(Website and app data records)

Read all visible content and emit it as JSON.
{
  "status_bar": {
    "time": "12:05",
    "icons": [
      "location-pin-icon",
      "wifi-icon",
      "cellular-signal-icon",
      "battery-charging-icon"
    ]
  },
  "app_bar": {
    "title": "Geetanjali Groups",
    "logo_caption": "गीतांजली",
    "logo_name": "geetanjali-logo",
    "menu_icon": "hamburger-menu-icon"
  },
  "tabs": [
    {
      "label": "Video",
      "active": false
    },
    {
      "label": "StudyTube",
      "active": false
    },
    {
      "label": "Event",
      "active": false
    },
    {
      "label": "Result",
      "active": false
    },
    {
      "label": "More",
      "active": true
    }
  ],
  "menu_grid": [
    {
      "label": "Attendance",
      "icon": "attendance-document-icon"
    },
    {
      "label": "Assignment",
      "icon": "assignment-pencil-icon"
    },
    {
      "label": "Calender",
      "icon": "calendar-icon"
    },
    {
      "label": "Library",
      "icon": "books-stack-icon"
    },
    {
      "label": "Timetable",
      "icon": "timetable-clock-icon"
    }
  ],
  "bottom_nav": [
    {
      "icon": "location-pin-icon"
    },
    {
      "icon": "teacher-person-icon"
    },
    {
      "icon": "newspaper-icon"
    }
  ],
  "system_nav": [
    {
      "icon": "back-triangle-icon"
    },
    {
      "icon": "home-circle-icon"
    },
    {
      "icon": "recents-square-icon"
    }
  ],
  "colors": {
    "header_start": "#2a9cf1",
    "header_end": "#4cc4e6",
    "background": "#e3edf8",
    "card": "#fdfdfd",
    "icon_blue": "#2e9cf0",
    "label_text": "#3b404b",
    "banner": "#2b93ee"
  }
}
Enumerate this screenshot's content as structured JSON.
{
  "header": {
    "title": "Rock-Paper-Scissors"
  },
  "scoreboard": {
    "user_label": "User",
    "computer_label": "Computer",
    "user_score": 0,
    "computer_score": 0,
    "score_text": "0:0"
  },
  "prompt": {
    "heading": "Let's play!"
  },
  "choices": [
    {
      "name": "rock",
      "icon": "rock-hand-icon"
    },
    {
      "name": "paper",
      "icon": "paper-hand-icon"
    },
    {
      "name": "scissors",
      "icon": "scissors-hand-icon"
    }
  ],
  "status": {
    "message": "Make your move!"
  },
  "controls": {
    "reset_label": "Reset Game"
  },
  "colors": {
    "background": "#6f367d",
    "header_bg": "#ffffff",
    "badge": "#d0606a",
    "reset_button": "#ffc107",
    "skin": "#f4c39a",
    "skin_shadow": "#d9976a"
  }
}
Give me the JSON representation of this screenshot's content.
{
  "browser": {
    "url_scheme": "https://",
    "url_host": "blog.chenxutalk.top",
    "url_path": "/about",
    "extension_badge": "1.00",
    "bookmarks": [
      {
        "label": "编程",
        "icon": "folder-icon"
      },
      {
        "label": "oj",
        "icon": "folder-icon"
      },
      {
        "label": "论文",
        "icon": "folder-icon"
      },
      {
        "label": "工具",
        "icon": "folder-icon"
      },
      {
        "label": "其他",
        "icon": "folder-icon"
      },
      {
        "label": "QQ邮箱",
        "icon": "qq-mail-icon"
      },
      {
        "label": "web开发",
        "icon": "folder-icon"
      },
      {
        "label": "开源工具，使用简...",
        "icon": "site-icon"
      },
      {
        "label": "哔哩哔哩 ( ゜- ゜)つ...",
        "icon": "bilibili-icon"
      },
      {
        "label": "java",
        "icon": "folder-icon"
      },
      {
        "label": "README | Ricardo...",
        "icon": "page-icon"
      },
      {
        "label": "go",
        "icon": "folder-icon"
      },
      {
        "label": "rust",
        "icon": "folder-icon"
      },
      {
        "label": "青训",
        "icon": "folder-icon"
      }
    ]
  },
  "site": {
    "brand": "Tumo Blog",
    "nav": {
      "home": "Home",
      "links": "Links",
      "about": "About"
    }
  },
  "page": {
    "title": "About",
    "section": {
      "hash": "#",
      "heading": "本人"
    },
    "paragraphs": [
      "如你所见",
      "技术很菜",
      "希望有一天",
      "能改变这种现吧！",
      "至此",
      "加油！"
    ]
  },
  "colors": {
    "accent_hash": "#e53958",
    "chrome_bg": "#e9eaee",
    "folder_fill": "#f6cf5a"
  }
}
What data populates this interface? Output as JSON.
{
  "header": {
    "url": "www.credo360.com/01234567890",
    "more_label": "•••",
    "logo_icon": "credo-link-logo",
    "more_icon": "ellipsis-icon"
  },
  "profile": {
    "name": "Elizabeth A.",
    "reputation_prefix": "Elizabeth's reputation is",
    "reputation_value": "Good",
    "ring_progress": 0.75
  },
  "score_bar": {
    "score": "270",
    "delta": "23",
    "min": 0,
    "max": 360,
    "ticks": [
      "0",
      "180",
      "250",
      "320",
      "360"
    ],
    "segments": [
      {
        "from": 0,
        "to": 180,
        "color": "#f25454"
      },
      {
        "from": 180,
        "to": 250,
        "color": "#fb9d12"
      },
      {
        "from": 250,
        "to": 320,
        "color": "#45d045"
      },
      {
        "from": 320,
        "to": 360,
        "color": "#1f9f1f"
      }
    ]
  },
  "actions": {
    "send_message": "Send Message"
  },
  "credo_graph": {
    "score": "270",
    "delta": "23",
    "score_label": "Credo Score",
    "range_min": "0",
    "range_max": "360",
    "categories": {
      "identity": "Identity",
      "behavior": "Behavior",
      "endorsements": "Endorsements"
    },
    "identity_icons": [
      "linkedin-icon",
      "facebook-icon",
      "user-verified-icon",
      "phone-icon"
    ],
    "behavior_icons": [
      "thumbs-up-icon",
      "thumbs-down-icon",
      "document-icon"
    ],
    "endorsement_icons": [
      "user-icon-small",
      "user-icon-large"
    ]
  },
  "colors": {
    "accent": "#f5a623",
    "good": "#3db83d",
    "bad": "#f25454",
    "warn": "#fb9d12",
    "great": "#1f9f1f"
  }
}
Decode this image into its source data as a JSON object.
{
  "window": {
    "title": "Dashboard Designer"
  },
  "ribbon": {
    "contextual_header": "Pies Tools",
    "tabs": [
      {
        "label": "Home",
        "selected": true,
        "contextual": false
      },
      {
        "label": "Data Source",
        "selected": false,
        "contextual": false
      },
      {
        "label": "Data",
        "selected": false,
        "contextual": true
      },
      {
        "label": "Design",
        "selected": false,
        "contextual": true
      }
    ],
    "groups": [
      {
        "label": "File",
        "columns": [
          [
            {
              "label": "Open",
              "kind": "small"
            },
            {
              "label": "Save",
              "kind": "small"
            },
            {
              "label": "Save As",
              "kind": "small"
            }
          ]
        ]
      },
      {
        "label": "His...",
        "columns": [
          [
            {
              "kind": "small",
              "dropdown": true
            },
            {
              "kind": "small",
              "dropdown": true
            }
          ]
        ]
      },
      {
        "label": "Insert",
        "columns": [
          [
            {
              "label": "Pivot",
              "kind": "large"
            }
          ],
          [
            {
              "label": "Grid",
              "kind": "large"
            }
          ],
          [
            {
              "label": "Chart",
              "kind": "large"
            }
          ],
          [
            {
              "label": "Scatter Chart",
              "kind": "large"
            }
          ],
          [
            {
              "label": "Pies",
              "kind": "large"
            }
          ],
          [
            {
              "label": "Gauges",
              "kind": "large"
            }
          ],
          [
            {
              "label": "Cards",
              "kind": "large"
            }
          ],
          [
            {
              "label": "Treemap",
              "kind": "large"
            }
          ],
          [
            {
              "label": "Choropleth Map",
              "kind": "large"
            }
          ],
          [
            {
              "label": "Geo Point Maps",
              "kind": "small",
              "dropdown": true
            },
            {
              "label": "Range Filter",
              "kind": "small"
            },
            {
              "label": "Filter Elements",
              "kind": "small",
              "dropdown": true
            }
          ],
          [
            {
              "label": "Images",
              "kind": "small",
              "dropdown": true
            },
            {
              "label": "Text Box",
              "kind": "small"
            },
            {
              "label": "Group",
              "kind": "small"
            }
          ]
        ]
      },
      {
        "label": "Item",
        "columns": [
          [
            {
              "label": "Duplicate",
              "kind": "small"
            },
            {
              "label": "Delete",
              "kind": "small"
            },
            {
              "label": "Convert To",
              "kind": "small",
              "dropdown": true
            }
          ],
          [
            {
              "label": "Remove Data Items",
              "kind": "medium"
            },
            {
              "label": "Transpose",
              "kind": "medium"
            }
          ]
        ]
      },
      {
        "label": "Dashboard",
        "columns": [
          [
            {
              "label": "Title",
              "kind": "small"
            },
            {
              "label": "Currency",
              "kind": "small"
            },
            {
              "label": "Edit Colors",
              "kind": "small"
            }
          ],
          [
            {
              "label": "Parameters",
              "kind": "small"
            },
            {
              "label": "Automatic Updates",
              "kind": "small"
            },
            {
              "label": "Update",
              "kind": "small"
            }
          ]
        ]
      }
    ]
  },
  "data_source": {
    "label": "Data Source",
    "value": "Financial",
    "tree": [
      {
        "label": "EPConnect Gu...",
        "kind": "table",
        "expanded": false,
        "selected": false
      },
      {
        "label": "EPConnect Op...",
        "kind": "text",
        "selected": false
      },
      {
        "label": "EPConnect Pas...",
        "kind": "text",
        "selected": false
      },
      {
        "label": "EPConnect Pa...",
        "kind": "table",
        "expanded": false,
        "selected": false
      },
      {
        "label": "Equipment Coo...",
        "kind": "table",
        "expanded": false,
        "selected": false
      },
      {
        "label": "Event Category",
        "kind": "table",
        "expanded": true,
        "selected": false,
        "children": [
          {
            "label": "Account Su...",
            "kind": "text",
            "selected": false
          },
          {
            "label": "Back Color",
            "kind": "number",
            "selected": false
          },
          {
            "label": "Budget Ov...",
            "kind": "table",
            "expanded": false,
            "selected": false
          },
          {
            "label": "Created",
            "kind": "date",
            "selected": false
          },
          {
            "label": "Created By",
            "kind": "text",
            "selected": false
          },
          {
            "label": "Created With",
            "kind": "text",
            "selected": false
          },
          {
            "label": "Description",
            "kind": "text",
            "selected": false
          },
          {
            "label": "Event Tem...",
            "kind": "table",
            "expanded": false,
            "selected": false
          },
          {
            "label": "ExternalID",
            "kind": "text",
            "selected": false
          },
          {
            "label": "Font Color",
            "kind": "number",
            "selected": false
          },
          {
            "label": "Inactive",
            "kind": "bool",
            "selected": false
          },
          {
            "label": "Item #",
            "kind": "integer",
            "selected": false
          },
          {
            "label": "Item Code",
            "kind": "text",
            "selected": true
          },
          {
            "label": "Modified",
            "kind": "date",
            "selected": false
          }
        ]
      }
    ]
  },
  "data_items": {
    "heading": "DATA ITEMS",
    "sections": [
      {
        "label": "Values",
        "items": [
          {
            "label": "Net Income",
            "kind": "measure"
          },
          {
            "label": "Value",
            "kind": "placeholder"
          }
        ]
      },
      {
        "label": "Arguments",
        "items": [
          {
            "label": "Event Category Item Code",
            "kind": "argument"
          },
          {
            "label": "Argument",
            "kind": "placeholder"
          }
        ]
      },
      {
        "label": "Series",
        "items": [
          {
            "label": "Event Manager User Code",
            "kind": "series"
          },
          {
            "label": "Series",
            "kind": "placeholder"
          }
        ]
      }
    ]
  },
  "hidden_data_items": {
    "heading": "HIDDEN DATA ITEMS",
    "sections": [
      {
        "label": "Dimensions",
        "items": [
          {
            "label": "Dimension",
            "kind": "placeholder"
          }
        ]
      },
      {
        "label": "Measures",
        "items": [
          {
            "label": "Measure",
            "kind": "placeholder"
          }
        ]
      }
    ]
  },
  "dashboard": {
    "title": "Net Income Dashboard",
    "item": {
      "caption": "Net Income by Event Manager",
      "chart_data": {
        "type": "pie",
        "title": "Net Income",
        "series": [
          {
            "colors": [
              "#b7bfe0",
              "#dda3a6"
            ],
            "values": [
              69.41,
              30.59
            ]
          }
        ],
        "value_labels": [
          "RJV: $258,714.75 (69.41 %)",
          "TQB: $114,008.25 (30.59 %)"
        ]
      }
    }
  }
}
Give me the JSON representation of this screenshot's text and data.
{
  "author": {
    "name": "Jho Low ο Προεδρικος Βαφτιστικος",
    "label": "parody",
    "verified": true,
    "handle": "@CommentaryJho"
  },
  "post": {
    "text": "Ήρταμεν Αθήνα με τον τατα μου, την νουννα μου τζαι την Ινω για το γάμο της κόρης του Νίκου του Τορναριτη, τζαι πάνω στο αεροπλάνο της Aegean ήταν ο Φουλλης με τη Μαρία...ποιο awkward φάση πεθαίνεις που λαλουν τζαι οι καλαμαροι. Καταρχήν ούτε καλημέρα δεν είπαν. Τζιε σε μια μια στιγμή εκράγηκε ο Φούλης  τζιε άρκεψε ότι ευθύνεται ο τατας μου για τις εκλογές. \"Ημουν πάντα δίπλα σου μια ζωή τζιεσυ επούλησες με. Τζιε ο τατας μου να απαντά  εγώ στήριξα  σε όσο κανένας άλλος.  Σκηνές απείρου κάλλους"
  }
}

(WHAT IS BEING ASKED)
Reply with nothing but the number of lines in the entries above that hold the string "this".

(RESULT)
5